Richard Willey, our horny politician (gee, there’s a far-fetched character), is played by Shaun Yates—a new face on the Philly theatre scene. Yates bears a striking resemblance to Robin Williams—while busting out some Three Stooges moves. He was very entertaining as he was trying to get his girl in bed without having a John Edwardsesque scandal. He’s got good comedic timing but he’ll need to watch he doesn’t get carried away. Keep it real and the audience will laugh. The adorable Kristina Psitos makes her Hedgerow debut as Jennifer Bristow, the saucy secretary that Willey is lusting after. Ms. Psitos fills out her towel beautifully (a requirement of the British sex farce)—and she’s a talented actress too. I’m sure we’ll be seeing more of her in future productions.
Our pol’s lovely wife, Pamela Willey, is played by Rebecca Cureton, a Hedgerow acting fellow. Ms. Cureton wonderfully captures the British sensibility of the stuffy upper crust, making her transformation into the neglected minx all the more amusing. She does some wonderfully calibrated reactions to some of the plot twists as things start to unravel.
Hedgerow’s “utility infielder” Susie Wefel, bats another one of the park as the ultra-conservative member of Parliament Lily Chatterton. She nails that “Fuh-fuh-fuh,” stiff-upper-lip, stodgy Brit stuff perfectly—garnering laughs with each entrance and exit. Another small, but important, role is Viktor Wronski, beautifully played by Jeff Berry, another Hedgerow fellow. Think “Manuel” on Fawlty Towers—he’s a hoot. The ensemble is rounded out by solid performances from Bob Liga (back for his third year) as the suspicious hotel manager, Anna Rebmann as the hotel receptionist and Maria the maid, and Dave Polgar as Edward Bristow, Jennifer’s clueless actor husband.
No—I’ve saved the best for last. Hedgerow mainstay Zoran Kovcic has the perfect sad sack demeanor in the role of George Pigden. George is the one who has to keep all the various lies straight—sometimes coming up with things on a moment’s notice. Liken the main character in one of these plays to the guy who would spin the plates on top of the poles on the Ed Sullivan Show. Remember that act: the guy would be rushing back and forth to keep about a dozen plates spinning so they don’t go crashing onto the floor. Well, Kovcic pulls it off, while giving us a believable schmuck who’s caught in an impossible situation. He never goes too far and lets himself become a caricature. The younger members of the cast should take notice and learn.
On top of his spot-on performance, Mr. Kovcic has designed a wonderfully clever and serviceable set. With some smooth transitions by a well-oiled crew, the Hedgerow stage converts from the lounge/lobby of the hotel to the two side-by-side suites.
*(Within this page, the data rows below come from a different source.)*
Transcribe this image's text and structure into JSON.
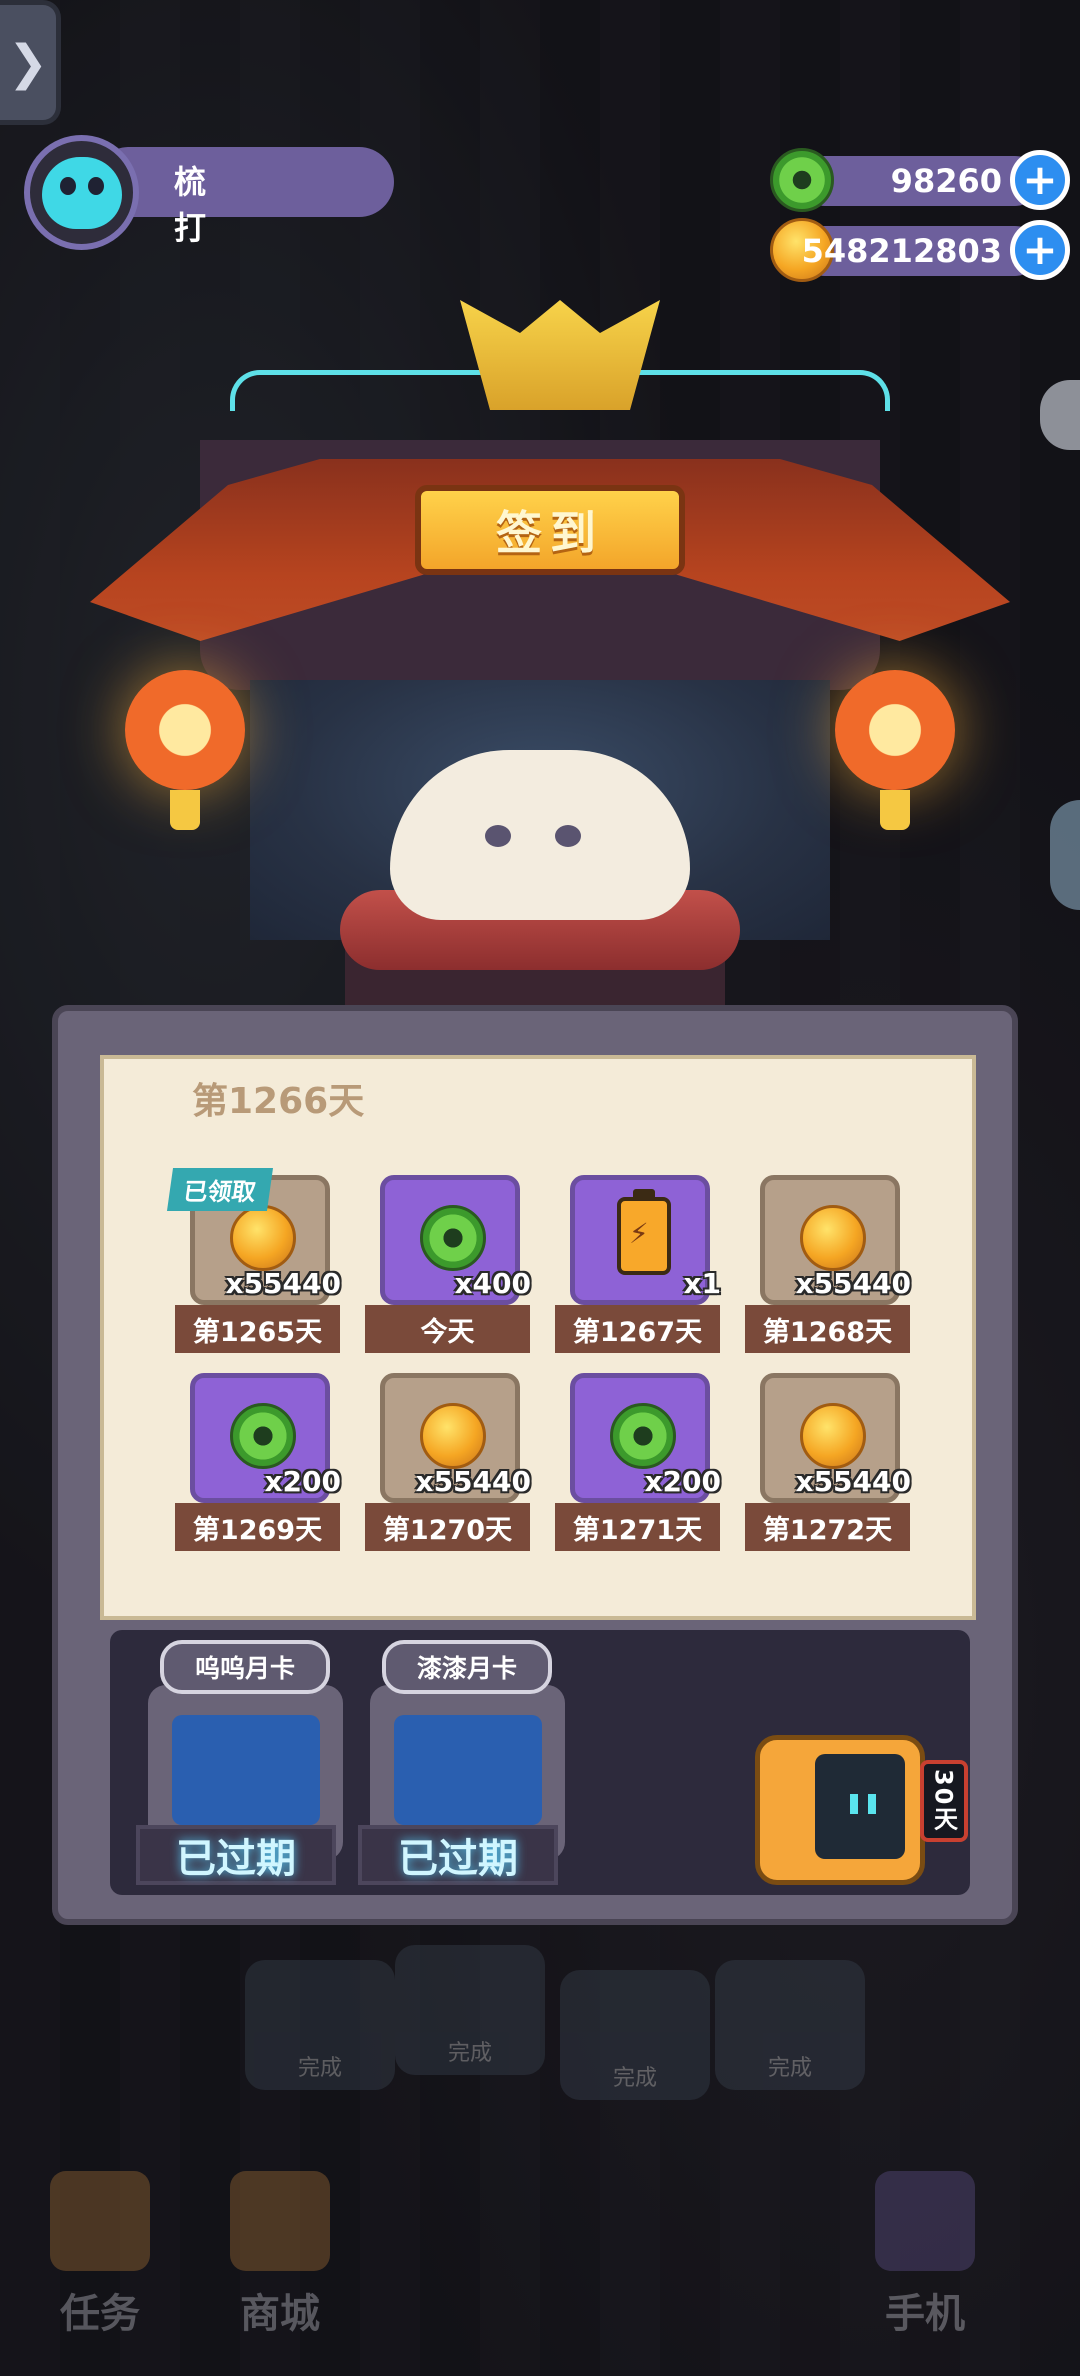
{
  "player": {
    "name": "梳打"
  },
  "currencies": [
    {
      "type": "jade",
      "value": "98260"
    },
    {
      "type": "gold",
      "value": "548212803"
    }
  ],
  "shrine": {
    "sign": "签到"
  },
  "signin": {
    "current_day": "第1266天",
    "claimed_badge": "已领取",
    "rewards": [
      {
        "icon": "gold",
        "qty": "x55440",
        "label": "第1265天",
        "claimed": true
      },
      {
        "icon": "jade",
        "qty": "x400",
        "label": "今天",
        "claimed": false
      },
      {
        "icon": "battery",
        "qty": "x1",
        "label": "第1267天",
        "claimed": false
      },
      {
        "icon": "gold",
        "qty": "x55440",
        "label": "第1268天",
        "claimed": false
      },
      {
        "icon": "jade",
        "qty": "x200",
        "label": "第1269天",
        "claimed": false
      },
      {
        "icon": "gold",
        "qty": "x55440",
        "label": "第1270天",
        "claimed": false
      },
      {
        "icon": "jade",
        "qty": "x200",
        "label": "第1271天",
        "claimed": false
      },
      {
        "icon": "gold",
        "qty": "x55440",
        "label": "第1272天",
        "claimed": false
      }
    ]
  },
  "month_cards": [
    {
      "title": "呜呜月卡",
      "status": "已过期"
    },
    {
      "title": "漆漆月卡",
      "status": "已过期"
    }
  ],
  "robot": {
    "days_label": "30天"
  },
  "nav": {
    "tasks": "任务",
    "shop": "商城",
    "phone": "手机"
  },
  "tasks": {
    "done_label": "完成"
  }
}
Solid tech support was again served up by John Tiedeck (lights), Cathie Miglionico (costumes) and Ms. Wefel (props). Reed and Tiedeck collaborated on the great sound design.
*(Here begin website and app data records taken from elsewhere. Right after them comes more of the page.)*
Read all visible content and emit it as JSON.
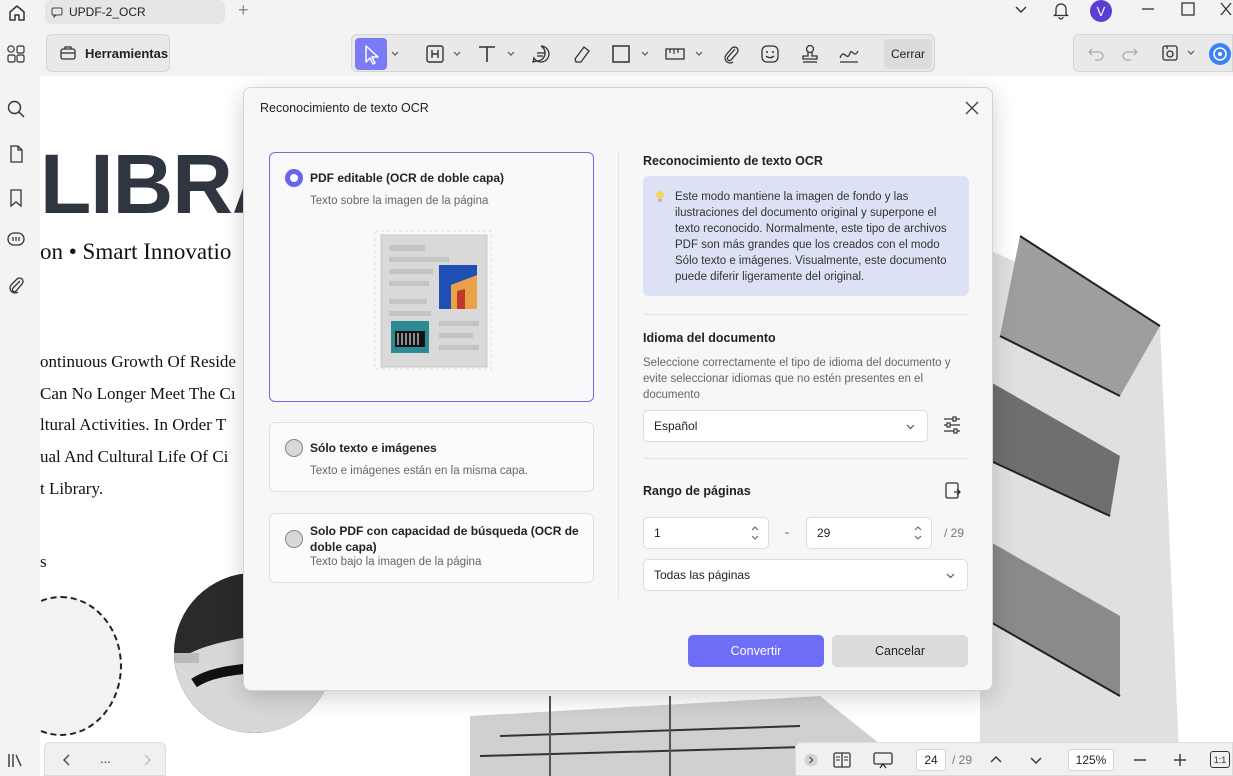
{
  "titlebar": {
    "tab_title": "UPDF-2_OCR",
    "tab_add": "+",
    "avatar_letter": "V"
  },
  "toolbar": {
    "tools_label": "Herramientas",
    "close_label": "Cerrar"
  },
  "document": {
    "title": "LIBRA",
    "subtitle": "on • Smart Innovatio",
    "lines": [
      "ontinuous Growth Of Reside",
      "Can No Longer Meet The Cı",
      "ltural Activities. In Order T",
      "ual And Cultural Life Of Ci",
      "t Library."
    ],
    "stray_letter": "s"
  },
  "dialog": {
    "title": "Reconocimiento de texto OCR",
    "options": [
      {
        "title": "PDF editable (OCR de doble capa)",
        "desc": "Texto sobre la imagen de la página",
        "selected": true
      },
      {
        "title": "Sólo texto e imágenes",
        "desc": "Texto e imágenes están en la misma capa.",
        "selected": false
      },
      {
        "title": "Solo PDF con capacidad de búsqueda (OCR de doble capa)",
        "desc": "Texto bajo la imagen de la página",
        "selected": false
      }
    ],
    "right_title": "Reconocimiento de texto OCR",
    "info": "Este modo mantiene la imagen de fondo y las ilustraciones del documento original y superpone el texto reconocido. Normalmente, este tipo de archivos PDF son más grandes que los creados con el modo Sólo texto e imágenes. Visualmente, este documento puede diferir ligeramente del original.",
    "language_title": "Idioma del documento",
    "language_desc": "Seleccione correctamente el tipo de idioma del documento y evite seleccionar idiomas que no estén presentes en el documento",
    "language_value": "Español",
    "range_title": "Rango de páginas",
    "range_from": "1",
    "range_dash": "-",
    "range_to": "29",
    "range_total": "/ 29",
    "range_mode": "Todas las páginas",
    "convert_label": "Convertir",
    "cancel_label": "Cancelar"
  },
  "bottom": {
    "more": "...",
    "page": "24",
    "page_total": "/ 29",
    "zoom": "125%",
    "fit_label": "1:1"
  },
  "colors": {
    "accent": "#6d6df5",
    "info_bg": "#dde1f5"
  }
}
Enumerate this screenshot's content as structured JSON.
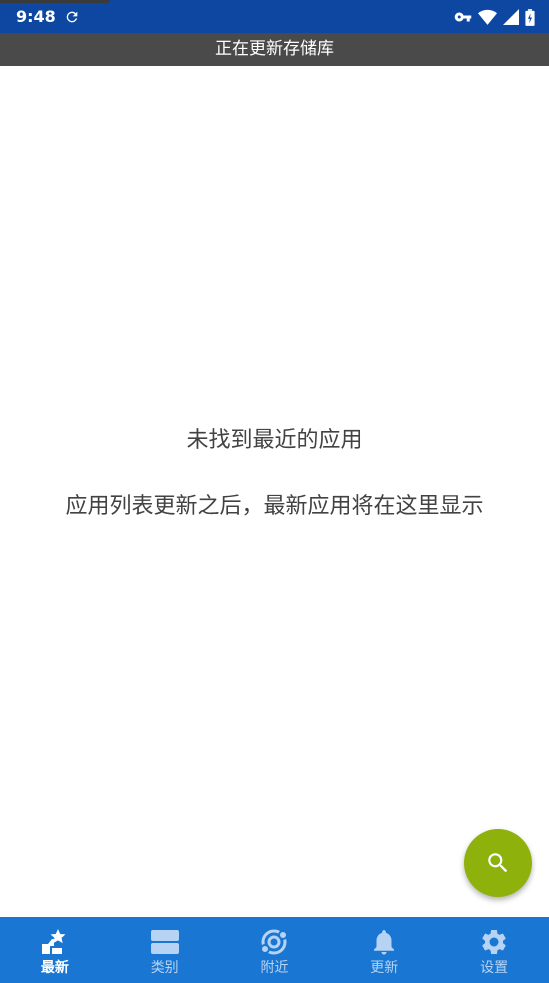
{
  "status_bar": {
    "time": "9:48",
    "color": "#0d47a1",
    "icons": [
      "sync-icon",
      "vpn-key-icon",
      "wifi-icon",
      "cell-signal-icon",
      "battery-charging-icon"
    ]
  },
  "banner": {
    "text": "正在更新存储库",
    "color": "#4a4a4a"
  },
  "empty_state": {
    "title": "未找到最近的应用",
    "description": "应用列表更新之后，最新应用将在这里显示"
  },
  "fab": {
    "icon": "search-icon",
    "color": "#8fb10c"
  },
  "bottom_nav": {
    "color": "#1976d2",
    "items": [
      {
        "label": "最新",
        "icon": "whats-new-icon",
        "active": true
      },
      {
        "label": "类别",
        "icon": "categories-icon",
        "active": false
      },
      {
        "label": "附近",
        "icon": "nearby-icon",
        "active": false
      },
      {
        "label": "更新",
        "icon": "notification-bell-icon",
        "active": false
      },
      {
        "label": "设置",
        "icon": "settings-gear-icon",
        "active": false
      }
    ]
  }
}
So, beat the heat—and go “Looney With Cooney” at Hedgerow this summer.
TWO INTO ONE
by Ray Cooney
Directed by Jared Reed
June 2 – August 7, 2011
64 Rose Valley Road
Rose Valley, PA